- **What you will do**: What you return must be the lines of the data that hold the word "flags".

** Task input follows **

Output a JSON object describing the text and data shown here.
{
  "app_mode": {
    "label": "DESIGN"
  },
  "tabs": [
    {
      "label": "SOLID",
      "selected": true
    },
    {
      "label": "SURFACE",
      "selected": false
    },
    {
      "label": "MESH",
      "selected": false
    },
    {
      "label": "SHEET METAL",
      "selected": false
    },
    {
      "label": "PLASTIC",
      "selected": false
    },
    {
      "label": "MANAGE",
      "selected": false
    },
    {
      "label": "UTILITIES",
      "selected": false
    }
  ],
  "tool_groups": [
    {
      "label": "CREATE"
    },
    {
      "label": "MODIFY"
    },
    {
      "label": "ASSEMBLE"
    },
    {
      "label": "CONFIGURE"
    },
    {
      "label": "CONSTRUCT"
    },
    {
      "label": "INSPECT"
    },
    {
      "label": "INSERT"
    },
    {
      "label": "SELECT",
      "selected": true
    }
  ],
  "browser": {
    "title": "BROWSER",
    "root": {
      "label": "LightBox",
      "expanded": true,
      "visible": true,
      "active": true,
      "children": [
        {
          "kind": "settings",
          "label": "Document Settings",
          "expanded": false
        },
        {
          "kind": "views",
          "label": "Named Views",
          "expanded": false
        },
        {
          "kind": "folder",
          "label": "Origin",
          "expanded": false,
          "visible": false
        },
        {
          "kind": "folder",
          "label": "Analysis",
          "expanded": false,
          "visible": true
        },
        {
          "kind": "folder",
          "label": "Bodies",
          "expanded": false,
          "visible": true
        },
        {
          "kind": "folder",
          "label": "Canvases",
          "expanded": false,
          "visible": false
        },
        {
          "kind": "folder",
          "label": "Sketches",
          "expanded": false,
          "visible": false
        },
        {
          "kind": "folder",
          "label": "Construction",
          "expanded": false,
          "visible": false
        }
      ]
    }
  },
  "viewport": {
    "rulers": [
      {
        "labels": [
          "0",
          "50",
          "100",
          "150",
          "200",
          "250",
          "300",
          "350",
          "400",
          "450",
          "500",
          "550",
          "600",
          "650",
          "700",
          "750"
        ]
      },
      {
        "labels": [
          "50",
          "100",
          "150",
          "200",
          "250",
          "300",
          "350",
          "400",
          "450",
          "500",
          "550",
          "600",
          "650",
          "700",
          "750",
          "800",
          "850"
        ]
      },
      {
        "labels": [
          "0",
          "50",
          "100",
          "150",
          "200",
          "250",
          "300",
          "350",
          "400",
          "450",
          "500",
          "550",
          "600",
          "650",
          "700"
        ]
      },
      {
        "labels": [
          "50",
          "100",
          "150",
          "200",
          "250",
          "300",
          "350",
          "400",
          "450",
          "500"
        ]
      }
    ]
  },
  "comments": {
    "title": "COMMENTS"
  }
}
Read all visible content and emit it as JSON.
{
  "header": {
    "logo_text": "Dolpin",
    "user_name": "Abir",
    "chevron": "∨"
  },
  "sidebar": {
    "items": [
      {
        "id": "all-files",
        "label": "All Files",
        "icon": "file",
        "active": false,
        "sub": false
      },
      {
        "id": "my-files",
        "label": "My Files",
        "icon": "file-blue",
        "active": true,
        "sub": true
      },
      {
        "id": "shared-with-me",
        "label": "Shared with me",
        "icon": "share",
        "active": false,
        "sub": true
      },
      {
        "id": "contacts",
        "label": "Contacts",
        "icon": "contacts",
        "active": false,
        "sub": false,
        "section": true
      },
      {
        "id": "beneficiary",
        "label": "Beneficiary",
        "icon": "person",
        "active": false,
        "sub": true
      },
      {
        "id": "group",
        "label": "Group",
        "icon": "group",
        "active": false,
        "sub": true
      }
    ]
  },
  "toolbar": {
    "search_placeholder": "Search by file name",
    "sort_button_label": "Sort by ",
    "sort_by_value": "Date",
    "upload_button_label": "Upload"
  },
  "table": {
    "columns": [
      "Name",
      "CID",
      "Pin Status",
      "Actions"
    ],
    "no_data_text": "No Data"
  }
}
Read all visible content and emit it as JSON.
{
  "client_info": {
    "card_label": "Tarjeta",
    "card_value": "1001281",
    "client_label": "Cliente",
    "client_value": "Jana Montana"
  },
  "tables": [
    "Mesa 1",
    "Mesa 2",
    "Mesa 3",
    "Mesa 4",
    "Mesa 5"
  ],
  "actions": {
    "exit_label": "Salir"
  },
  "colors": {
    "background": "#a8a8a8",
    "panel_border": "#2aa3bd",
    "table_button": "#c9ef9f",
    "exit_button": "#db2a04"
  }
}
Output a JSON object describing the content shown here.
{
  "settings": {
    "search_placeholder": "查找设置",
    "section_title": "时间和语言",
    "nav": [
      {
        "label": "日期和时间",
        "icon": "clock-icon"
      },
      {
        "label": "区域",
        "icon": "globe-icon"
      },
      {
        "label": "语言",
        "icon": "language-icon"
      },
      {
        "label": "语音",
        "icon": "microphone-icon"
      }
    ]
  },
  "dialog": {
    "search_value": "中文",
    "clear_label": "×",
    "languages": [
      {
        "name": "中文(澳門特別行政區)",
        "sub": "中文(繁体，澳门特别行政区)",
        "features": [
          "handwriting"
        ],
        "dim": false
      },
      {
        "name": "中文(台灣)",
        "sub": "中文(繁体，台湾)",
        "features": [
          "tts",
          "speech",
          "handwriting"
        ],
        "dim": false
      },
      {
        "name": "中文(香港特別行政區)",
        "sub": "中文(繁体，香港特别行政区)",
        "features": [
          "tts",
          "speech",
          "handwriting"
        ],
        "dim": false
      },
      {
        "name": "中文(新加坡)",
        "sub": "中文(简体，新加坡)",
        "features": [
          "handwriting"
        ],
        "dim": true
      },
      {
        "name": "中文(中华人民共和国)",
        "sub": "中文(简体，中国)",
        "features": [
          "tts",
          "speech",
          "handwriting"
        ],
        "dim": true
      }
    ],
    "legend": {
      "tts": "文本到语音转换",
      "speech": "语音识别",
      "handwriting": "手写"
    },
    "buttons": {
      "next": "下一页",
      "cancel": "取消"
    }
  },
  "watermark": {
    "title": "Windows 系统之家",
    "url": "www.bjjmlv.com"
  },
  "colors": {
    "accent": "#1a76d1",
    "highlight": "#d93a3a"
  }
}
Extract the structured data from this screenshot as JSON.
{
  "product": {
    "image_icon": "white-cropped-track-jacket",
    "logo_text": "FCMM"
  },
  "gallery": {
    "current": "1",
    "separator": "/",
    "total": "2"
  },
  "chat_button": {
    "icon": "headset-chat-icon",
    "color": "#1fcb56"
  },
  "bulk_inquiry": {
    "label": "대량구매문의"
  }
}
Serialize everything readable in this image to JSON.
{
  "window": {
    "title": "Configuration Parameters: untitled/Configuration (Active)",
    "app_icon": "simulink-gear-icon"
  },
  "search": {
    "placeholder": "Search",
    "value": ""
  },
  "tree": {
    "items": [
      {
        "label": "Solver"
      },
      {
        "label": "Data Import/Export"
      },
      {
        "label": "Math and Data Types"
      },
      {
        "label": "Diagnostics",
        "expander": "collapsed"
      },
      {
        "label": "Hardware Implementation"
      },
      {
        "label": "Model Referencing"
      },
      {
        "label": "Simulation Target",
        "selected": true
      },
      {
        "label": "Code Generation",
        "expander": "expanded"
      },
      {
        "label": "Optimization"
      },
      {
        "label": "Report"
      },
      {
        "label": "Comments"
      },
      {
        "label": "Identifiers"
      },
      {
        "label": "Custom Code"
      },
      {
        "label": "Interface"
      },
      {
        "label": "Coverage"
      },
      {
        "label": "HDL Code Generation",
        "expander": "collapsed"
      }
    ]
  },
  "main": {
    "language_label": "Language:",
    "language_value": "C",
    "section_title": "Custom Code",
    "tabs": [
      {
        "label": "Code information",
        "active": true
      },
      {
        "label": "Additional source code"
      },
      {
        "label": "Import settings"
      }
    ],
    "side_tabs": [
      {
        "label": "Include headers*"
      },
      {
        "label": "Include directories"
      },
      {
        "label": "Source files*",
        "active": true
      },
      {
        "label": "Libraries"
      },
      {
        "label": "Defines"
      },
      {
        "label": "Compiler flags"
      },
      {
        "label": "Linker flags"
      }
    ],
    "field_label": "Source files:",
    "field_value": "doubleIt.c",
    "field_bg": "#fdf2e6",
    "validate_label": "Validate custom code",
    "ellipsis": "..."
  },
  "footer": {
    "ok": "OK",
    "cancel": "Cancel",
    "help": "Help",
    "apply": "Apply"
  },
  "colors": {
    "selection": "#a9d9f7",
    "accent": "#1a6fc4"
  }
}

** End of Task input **

- **Exercise solution**:
        "label": "Compiler flags"
        "label": "Linker flags"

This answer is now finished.